Determine the number of lines in the data below that contain the string "heading", and respond with that number alone.

----------

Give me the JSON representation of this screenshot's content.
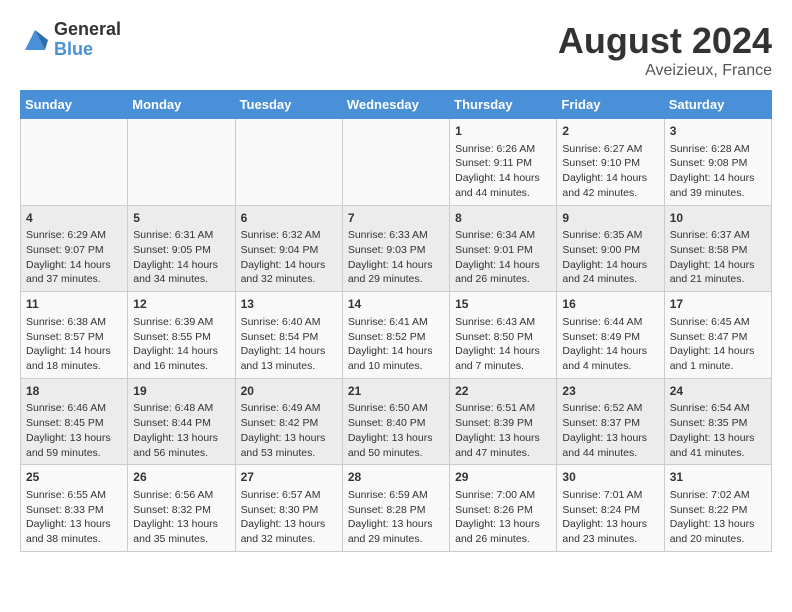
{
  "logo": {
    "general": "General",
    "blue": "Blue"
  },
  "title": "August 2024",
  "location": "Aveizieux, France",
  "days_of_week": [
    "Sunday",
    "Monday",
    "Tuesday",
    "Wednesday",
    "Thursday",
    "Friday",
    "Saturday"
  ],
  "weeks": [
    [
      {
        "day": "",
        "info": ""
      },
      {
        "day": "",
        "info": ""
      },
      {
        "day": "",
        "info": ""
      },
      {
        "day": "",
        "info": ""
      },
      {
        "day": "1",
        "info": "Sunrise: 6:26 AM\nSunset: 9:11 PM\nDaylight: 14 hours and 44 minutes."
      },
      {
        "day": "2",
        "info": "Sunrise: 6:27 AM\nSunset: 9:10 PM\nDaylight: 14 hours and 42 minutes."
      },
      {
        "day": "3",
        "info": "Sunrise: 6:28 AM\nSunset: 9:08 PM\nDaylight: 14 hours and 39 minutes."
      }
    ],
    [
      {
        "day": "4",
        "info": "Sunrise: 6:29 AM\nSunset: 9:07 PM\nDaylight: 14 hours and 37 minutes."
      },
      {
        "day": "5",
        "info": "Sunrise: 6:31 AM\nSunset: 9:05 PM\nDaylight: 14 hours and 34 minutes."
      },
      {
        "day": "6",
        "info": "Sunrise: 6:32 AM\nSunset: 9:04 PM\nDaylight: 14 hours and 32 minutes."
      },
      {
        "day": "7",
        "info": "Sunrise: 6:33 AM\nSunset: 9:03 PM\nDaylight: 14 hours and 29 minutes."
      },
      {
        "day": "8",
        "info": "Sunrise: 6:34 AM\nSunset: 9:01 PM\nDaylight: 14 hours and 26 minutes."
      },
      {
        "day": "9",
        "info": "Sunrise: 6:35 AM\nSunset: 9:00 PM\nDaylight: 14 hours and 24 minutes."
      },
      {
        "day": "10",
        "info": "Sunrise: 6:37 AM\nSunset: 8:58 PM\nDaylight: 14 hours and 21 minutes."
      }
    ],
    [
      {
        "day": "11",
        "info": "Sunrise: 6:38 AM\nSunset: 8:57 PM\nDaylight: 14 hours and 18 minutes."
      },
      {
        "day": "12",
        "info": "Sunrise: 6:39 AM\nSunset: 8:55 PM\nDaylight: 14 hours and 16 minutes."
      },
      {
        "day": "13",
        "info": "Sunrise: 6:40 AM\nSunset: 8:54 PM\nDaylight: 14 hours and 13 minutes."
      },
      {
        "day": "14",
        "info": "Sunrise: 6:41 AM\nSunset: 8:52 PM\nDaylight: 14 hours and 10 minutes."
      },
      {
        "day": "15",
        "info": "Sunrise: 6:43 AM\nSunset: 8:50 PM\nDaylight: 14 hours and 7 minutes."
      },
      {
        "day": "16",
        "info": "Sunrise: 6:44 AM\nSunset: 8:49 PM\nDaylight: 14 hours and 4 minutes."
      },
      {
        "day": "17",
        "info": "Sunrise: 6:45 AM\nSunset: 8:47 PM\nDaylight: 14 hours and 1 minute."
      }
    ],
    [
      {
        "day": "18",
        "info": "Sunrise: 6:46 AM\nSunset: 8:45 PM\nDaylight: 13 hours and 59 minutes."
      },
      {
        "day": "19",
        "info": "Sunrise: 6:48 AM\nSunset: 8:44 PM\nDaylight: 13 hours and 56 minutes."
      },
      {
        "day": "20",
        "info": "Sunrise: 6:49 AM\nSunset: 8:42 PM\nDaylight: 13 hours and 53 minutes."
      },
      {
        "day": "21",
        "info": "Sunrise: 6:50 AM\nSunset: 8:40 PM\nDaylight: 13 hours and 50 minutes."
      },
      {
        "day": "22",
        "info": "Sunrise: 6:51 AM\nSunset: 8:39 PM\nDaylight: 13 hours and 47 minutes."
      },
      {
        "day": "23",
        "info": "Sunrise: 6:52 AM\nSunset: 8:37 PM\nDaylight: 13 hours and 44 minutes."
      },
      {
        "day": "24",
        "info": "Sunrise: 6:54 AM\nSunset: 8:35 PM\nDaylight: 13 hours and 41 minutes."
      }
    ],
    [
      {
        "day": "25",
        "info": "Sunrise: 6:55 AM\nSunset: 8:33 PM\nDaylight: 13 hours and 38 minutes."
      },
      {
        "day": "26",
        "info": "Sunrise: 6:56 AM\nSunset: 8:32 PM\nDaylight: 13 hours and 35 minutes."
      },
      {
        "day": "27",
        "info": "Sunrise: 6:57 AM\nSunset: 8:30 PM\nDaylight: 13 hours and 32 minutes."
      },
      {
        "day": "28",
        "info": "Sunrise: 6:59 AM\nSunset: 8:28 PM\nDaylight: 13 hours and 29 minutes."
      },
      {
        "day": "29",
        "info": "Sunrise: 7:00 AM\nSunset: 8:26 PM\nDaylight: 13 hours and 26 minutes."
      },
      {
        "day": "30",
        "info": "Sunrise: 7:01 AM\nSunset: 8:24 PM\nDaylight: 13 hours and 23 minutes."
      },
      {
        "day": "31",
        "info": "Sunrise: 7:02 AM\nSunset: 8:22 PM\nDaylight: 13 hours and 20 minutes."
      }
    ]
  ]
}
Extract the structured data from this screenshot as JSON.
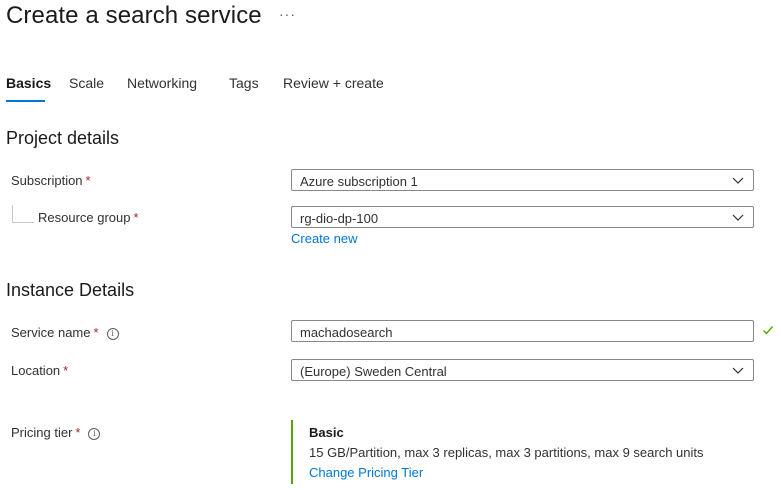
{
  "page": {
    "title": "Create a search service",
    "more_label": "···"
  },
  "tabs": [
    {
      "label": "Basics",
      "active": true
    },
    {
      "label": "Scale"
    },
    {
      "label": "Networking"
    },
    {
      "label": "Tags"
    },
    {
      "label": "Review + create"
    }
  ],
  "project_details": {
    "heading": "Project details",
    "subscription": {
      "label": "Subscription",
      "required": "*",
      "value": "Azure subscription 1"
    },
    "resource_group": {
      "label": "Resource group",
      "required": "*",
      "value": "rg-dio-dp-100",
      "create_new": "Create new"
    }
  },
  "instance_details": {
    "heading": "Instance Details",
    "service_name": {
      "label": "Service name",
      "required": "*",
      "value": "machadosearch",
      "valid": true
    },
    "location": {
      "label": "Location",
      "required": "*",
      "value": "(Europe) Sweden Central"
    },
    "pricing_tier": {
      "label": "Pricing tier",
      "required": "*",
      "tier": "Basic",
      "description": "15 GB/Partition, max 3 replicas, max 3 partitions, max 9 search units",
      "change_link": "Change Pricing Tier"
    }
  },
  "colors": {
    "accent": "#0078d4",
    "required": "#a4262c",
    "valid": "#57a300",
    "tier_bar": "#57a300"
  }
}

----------

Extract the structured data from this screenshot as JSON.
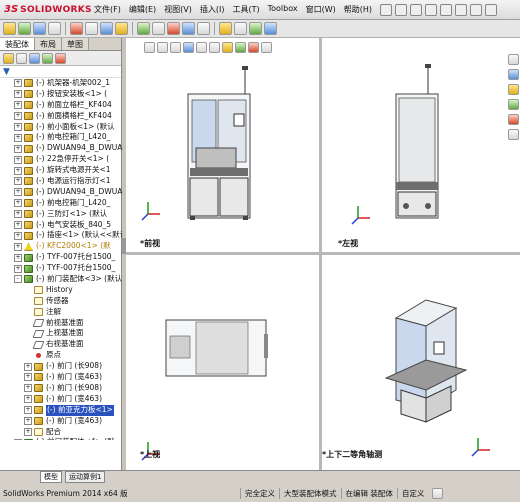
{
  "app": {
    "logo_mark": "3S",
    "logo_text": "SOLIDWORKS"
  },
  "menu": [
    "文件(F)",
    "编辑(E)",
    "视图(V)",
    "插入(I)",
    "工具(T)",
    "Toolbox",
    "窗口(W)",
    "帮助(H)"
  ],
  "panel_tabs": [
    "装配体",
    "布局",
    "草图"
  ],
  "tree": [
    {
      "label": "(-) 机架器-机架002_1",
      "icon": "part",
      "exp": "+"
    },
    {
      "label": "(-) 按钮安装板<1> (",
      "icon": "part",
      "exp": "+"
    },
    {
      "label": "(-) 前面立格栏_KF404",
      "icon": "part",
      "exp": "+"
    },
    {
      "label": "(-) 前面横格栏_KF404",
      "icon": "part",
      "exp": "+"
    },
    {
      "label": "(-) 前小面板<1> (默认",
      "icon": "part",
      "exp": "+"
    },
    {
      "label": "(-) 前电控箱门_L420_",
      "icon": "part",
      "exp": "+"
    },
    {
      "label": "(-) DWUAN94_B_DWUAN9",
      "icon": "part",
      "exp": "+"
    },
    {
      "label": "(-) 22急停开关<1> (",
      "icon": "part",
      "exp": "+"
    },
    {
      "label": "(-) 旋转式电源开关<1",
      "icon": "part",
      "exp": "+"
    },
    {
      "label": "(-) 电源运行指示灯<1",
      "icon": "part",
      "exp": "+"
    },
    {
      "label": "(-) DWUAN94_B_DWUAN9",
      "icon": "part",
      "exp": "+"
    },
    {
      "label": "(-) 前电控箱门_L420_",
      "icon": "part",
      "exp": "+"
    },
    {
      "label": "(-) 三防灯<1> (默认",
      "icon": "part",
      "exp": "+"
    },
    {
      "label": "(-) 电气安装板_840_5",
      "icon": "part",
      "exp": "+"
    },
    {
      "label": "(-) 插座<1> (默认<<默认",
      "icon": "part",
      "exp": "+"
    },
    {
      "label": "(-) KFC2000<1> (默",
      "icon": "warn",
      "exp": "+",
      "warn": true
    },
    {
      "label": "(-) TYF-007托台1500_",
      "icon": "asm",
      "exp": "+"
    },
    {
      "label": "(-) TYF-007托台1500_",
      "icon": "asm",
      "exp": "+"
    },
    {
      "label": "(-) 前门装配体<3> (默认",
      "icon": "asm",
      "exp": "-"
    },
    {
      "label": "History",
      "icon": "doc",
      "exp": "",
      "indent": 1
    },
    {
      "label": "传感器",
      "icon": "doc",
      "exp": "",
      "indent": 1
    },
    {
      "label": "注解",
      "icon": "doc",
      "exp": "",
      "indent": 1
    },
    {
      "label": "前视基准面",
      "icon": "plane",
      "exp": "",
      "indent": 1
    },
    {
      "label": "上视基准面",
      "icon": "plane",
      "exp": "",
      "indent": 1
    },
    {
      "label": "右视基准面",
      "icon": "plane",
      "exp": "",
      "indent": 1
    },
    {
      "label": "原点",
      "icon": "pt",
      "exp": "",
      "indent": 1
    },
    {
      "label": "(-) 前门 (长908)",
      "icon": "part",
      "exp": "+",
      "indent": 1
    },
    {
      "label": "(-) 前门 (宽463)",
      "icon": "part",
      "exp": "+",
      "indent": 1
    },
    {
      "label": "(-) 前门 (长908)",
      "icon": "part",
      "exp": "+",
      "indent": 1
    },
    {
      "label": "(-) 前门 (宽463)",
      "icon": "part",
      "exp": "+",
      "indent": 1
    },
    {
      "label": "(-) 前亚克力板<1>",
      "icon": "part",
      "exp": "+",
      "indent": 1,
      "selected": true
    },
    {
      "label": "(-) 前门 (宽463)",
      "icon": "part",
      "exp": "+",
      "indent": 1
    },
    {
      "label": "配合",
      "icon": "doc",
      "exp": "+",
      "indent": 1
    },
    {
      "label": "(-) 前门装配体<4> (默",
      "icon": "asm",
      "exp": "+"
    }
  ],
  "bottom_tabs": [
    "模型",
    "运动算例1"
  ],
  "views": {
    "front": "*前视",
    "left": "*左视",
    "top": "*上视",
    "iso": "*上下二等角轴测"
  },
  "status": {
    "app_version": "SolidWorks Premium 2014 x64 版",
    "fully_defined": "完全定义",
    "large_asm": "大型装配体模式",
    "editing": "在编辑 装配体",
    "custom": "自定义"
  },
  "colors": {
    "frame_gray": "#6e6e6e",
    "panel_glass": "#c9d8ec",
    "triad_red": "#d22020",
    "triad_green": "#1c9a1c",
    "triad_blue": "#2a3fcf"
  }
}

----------

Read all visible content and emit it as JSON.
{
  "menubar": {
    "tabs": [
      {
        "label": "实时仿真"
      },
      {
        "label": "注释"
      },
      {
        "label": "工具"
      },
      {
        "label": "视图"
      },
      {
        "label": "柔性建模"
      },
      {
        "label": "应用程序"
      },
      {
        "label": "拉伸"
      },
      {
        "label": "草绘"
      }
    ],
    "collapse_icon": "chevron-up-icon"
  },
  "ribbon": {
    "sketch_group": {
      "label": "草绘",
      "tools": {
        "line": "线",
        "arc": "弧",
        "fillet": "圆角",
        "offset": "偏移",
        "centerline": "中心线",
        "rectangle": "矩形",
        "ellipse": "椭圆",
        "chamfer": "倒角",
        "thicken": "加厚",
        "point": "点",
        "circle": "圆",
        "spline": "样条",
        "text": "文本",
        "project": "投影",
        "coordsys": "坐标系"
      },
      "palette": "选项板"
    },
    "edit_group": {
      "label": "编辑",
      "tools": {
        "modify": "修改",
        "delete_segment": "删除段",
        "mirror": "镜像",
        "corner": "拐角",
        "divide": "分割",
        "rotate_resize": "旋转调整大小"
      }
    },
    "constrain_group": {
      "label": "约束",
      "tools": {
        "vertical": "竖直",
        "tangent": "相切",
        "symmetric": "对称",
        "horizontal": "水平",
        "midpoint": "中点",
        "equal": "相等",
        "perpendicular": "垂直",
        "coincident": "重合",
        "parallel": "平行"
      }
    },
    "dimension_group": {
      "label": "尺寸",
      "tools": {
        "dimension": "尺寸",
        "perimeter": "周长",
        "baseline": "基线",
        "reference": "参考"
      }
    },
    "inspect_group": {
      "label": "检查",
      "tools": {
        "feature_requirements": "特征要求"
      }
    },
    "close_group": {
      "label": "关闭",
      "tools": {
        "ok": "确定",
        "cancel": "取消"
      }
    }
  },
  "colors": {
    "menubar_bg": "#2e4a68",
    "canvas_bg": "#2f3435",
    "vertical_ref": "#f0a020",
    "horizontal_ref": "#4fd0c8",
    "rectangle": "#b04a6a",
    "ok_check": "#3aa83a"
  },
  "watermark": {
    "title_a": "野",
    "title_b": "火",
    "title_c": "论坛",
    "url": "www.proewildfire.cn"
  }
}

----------

**EXERCISE OUTPUT**
2